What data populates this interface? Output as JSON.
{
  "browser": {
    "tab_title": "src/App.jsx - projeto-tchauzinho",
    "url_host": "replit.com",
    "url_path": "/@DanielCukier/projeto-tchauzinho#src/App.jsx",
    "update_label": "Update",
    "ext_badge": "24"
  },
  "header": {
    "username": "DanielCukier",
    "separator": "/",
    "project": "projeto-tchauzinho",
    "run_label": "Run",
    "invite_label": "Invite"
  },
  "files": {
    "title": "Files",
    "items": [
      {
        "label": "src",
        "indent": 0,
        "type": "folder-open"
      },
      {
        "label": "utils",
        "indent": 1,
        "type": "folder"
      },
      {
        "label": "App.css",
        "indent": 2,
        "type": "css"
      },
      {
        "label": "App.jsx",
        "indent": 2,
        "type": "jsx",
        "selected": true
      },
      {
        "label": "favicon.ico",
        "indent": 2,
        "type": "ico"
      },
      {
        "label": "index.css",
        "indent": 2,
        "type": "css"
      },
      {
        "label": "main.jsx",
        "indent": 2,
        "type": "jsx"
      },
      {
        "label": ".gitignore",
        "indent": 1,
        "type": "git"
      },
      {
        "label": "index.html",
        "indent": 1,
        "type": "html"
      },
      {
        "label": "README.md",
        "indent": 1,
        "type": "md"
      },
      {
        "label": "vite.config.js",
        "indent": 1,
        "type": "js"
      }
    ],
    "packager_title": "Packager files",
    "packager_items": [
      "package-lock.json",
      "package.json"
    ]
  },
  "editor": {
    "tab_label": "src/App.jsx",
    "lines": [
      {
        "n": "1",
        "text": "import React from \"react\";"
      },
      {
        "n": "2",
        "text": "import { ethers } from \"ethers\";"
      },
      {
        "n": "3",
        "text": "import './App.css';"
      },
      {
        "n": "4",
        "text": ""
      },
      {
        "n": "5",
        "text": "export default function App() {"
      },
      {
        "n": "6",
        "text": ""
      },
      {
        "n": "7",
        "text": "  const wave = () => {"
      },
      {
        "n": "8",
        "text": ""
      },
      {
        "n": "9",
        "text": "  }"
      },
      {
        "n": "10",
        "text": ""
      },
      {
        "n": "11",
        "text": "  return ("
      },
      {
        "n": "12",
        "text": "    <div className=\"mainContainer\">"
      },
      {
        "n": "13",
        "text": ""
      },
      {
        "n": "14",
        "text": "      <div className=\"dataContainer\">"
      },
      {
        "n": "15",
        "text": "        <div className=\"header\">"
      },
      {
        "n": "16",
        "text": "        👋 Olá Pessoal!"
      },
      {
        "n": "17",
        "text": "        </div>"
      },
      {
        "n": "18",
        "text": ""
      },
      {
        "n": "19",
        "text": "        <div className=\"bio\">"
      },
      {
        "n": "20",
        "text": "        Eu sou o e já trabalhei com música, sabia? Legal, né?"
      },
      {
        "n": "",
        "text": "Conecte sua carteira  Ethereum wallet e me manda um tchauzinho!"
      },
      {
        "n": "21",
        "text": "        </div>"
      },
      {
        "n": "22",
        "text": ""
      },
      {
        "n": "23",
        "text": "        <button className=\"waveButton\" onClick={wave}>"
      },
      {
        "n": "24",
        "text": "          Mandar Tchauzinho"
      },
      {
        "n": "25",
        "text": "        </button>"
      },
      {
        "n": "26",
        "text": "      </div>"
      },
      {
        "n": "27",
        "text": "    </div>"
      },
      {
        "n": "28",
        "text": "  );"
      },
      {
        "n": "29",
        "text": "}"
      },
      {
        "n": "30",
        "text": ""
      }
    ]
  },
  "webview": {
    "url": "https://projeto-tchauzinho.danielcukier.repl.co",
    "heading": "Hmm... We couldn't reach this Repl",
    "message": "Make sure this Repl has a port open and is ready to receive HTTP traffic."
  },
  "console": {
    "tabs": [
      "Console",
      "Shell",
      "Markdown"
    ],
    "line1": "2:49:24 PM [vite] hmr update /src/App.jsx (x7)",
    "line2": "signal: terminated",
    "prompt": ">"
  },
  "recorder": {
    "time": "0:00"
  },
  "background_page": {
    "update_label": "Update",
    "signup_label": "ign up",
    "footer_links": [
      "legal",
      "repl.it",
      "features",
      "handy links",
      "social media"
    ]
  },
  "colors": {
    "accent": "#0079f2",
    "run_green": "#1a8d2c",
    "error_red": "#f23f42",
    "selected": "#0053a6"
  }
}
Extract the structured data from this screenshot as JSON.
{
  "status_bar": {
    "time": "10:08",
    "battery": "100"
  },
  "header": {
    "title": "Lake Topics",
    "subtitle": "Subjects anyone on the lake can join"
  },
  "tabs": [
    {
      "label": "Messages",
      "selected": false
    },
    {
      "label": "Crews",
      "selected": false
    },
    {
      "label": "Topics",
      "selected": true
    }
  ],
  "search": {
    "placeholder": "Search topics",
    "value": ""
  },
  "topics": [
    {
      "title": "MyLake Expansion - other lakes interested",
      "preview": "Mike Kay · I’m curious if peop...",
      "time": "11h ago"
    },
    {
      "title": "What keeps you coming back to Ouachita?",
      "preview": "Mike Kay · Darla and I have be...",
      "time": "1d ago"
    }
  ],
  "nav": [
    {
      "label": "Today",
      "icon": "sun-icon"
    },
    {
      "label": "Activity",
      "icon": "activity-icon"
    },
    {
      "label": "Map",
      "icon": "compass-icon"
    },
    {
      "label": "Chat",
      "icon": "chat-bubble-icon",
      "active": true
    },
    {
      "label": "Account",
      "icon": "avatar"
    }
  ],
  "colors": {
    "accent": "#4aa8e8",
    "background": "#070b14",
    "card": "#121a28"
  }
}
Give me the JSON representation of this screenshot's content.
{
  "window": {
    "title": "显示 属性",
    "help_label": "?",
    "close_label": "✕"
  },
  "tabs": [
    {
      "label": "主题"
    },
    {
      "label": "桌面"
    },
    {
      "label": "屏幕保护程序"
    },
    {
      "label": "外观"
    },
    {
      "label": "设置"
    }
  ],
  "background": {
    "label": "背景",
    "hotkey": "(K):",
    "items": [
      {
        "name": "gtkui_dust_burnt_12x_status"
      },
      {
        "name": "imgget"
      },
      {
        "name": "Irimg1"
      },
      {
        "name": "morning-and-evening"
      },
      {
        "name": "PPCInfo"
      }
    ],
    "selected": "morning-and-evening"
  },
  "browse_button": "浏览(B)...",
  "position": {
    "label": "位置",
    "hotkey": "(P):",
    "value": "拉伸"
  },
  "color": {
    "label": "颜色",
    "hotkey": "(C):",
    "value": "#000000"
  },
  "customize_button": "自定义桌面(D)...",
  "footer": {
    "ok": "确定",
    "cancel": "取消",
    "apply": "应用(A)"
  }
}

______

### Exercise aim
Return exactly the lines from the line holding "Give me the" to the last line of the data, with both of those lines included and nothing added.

### Response box
Give me the JSON representation of this screenshot's content.
{
  "window": {
    "title": "显示 属性",
    "help_label": "?",
    "close_label": "✕"
  },
  "tabs": [
    {
      "label": "主题"
    },
    {
      "label": "桌面"
    },
    {
      "label": "屏幕保护程序"
    },
    {
      "label": "外观"
    },
    {
      "label": "设置"
    }
  ],
  "background": {
    "label": "背景",
    "hotkey": "(K):",
    "items": [
      {
        "name": "gtkui_dust_burnt_12x_status"
      },
      {
        "name": "imgget"
      },
      {
        "name": "Irimg1"
      },
      {
        "name": "morning-and-evening"
      },
      {
        "name": "PPCInfo"
      }
    ],
    "selected": "morning-and-evening"
  },
  "browse_button": "浏览(B)...",
  "position": {
    "label": "位置",
    "hotkey": "(P):",
    "value": "拉伸"
  },
  "color": {
    "label": "颜色",
    "hotkey": "(C):",
    "value": "#000000"
  },
  "customize_button": "自定义桌面(D)...",
  "footer": {
    "ok": "确定",
    "cancel": "取消",
    "apply": "应用(A)"
  }
}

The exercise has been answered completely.